You may find that you have received a letter from your school informing you of your results and wish to appeal the decision.
All students have the right to appeal against the decision of the Board of Examiners, but you must have grounds of appeal. You cannot for example appeal academic judgement (e.g. if you disagree with the mark that your tutor gave you and felt that it should have been higher). You can find more details of the University policy on appeals on the University website.
If you are thinking of submitting an appeal and wish some assistance in completing the form, please do not hesitate to contact the Advice Centre.
All students have the right to complain to the University. Complaints could be related to any academic or non-academic service provided by the University. Students should attempt to resolve any complaint informally within 14 days of the most recent event or cause for complaint.
The Advice Centre can offer independent support and advice to individuals and groups of students who wish to complain. You can find out about the University's complaints policy on the University website.
The Students’ Union can provide support if you are being investigated for academic misconduct.
Academic misconduct refers to plagiarism, collusion, taking unauthorised documents into an exam, contracting another to write a piece of assessed work, etc. The penalties for unfair means can affect your studies.
The Advice Centre can support you through the process, outline what to expect and help you to prepare for it. You can find out about the University policy on the University website.
If a personal situation is affecting your studies or your ability to take an exam, you should submit a PMC form online explaining why you are not attending an exam, not submitting an assessment or submitting an assessment late. You must provide evidence to confirm your situation.
You can contact the Advice Centre to obtain independent advice on how to complete your PMC.
It's not uncommon for students to find that when they start their course they feel that they have chosen the wrong one.
If you are in this situation, the Advice Centre can help. Just ask!

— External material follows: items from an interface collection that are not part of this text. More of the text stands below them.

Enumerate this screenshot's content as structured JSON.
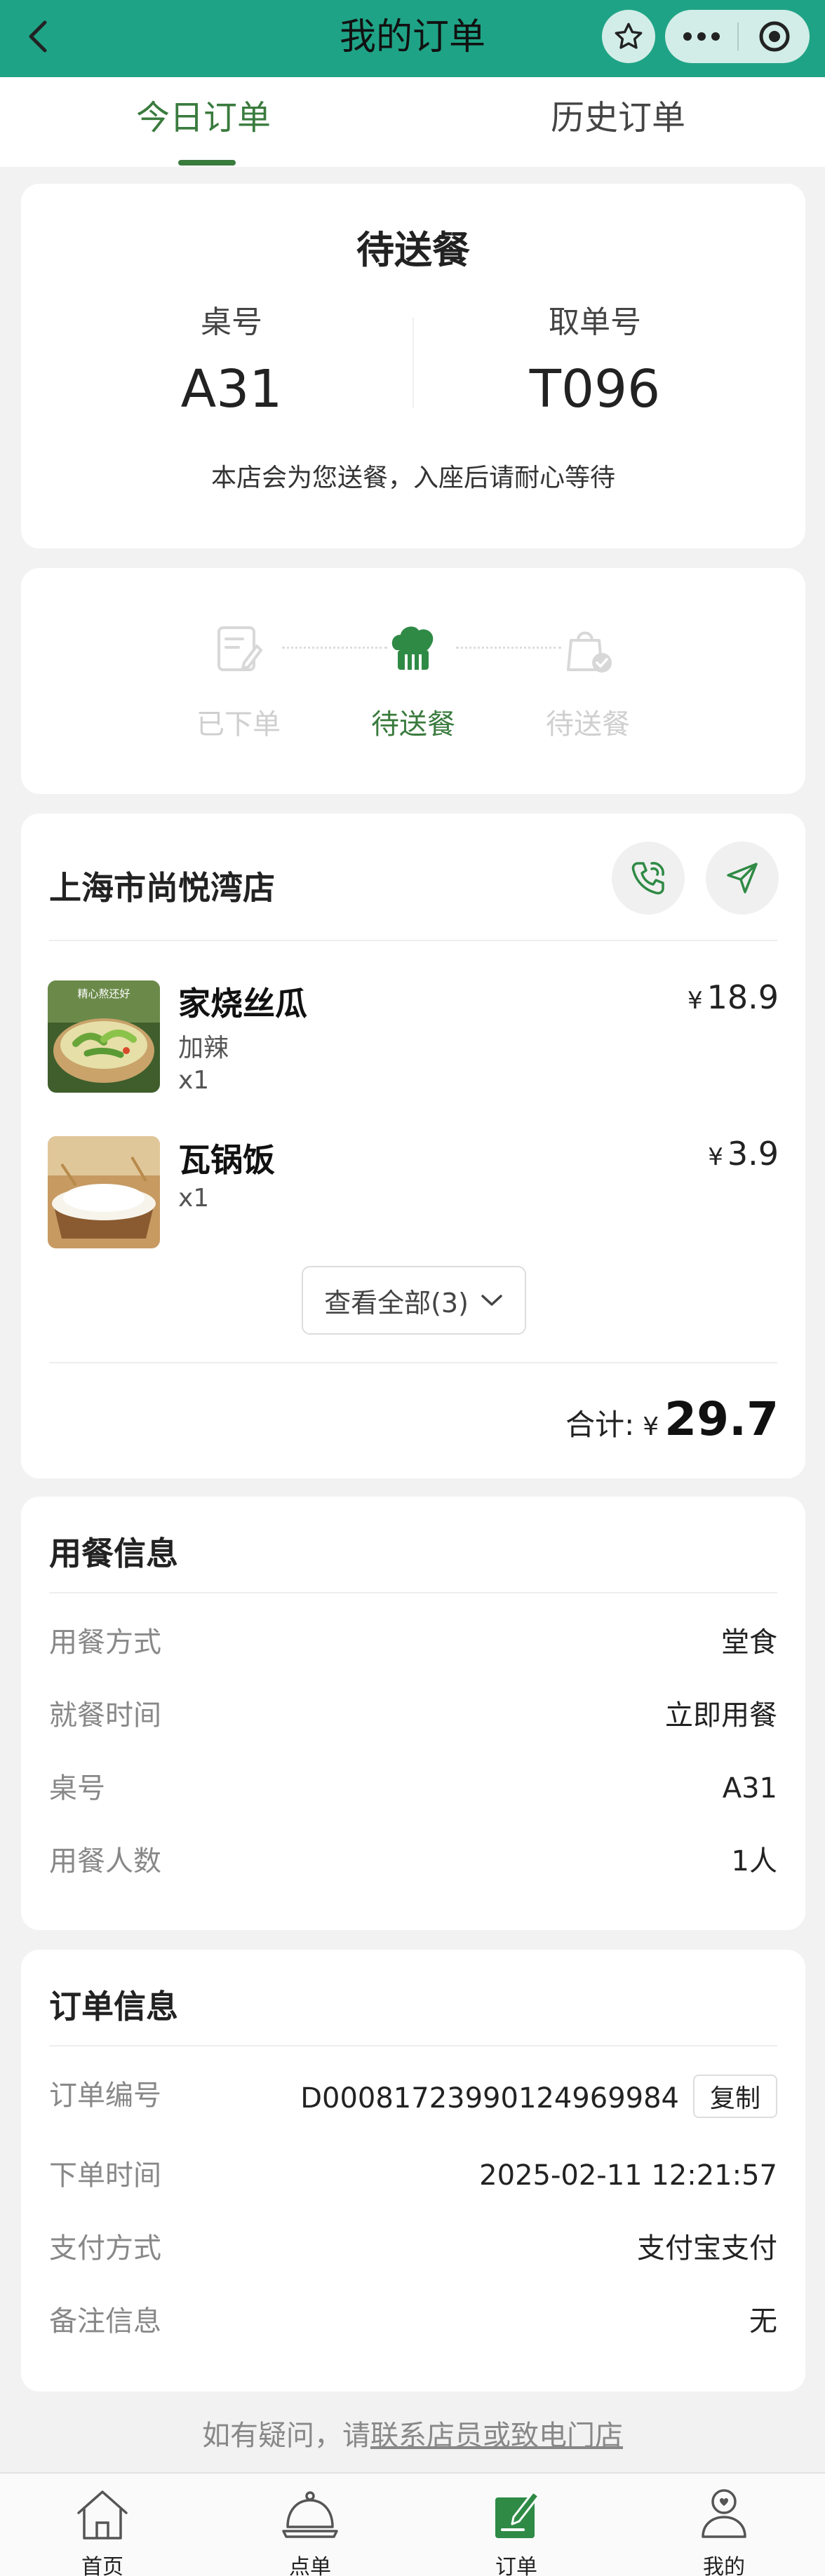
{
  "header": {
    "title": "我的订单"
  },
  "tabs": [
    {
      "label": "今日订单"
    },
    {
      "label": "历史订单"
    }
  ],
  "status": {
    "title": "待送餐",
    "table_label": "桌号",
    "table_value": "A31",
    "pickup_label": "取单号",
    "pickup_value": "T096",
    "notice": "本店会为您送餐，入座后请耐心等待"
  },
  "progress": [
    {
      "label": "已下单",
      "state": "done"
    },
    {
      "label": "待送餐",
      "state": "current"
    },
    {
      "label": "待送餐",
      "state": "pending"
    }
  ],
  "order": {
    "store_name": "上海市尚悦湾店",
    "items": [
      {
        "name": "家烧丝瓜",
        "option": "加辣",
        "qty": "x1",
        "currency": "¥",
        "price": "18.9",
        "image_text": "精心熬还好"
      },
      {
        "name": "瓦锅饭",
        "option": "",
        "qty": "x1",
        "currency": "¥",
        "price": "3.9"
      }
    ],
    "view_all_label": "查看全部(3)",
    "total_label": "合计:",
    "total_currency": "¥",
    "total_amount": "29.7"
  },
  "dining_info": {
    "title": "用餐信息",
    "rows": [
      {
        "key": "用餐方式",
        "value": "堂食"
      },
      {
        "key": "就餐时间",
        "value": "立即用餐"
      },
      {
        "key": "桌号",
        "value": "A31"
      },
      {
        "key": "用餐人数",
        "value": "1人"
      }
    ]
  },
  "order_info": {
    "title": "订单信息",
    "copy_label": "复制",
    "rows": [
      {
        "key": "订单编号",
        "value": "D0008172399012496998​4"
      },
      {
        "key": "下单时间",
        "value": "2025-02-11 12:21:57"
      },
      {
        "key": "支付方式",
        "value": "支付宝支付"
      },
      {
        "key": "备注信息",
        "value": "无"
      }
    ]
  },
  "footer": {
    "prefix": "如有疑问，请",
    "link": "联系店员或致电门店"
  },
  "bottom_nav": [
    {
      "label": "首页"
    },
    {
      "label": "点单"
    },
    {
      "label": "订单"
    },
    {
      "label": "我的"
    }
  ],
  "colors": {
    "header": "#1fa386",
    "accent": "#3a7b3e",
    "background": "#f2f2f2"
  }
}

The University has a range of academic regulations that govern your studies, how you are assessed and how issues are dealt with. Below are the main student-facing policies and procedures, with links to the full documents on the University's website:
Explains what to do if there are serious circumstances of a medical or personal nature which has affected your ability to submit or sit assessments.

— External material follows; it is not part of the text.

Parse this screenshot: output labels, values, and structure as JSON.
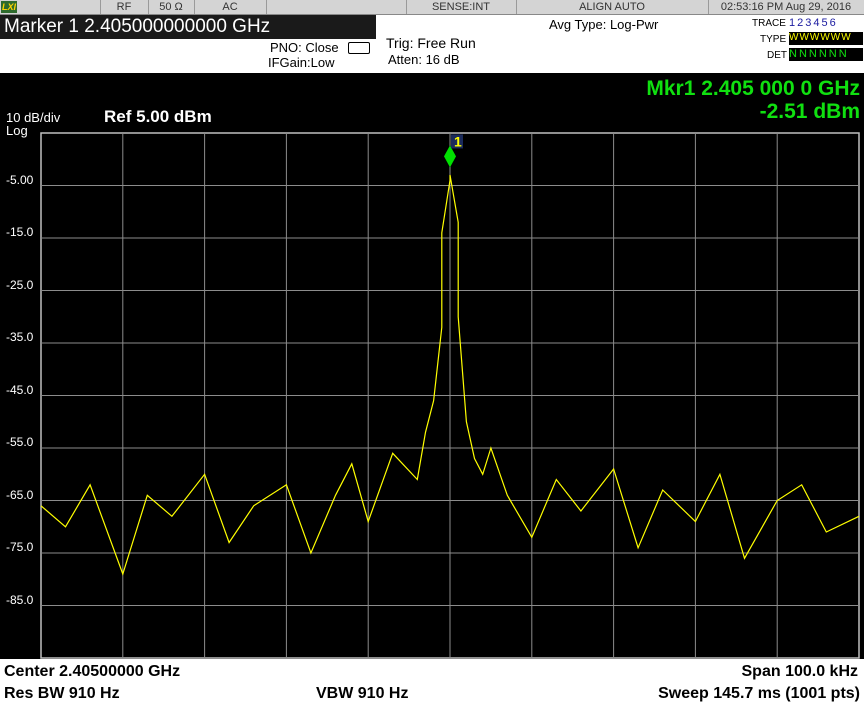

Explains the deadlines for submission of assessed work, the penalties for late submission and how to reduce the penalties for late submission.
Covers the principles and policy on assessments for all taught awards.
Covers complaints against any academic or non-academic service provided by the University.
Explains the process to follow if you wish to appeal against a decision made by the Board of Examiners / Postgraduate Research Award Board.
Explains what types of activity constitute academic misconduct and how such matters are dealt with by the University.
Covers what types of activity come under misconduct and how such issues are dealt with by the University.
Covers professional misconduct and / or professional unsuitability of students whose professions are regulated by NMC, HCPC or GPhC.
Explains the situations where the procedure may be invoked, for example where there are substantial concerns about a student’s health, safety and well being.
Forms for appeal, complaint, appeal against cancellation of registration and extension of project stage of the master’s programme
For online submission of a PMC form. Requires you to login using your University computer network username and password. If you don't know your login details you will need to contact IT Services.
Students sign up for these regulations when they register on their programme at the start of the academic year. Included within these regulations is the University’s “Fit to sit” policy, which you can find at ARTP7.2.7
The University have put together answers to some of the most frequently asked questions regarding acadmic regulations.
This forms part of your programme handbook, which explains how your programme is taught and assessed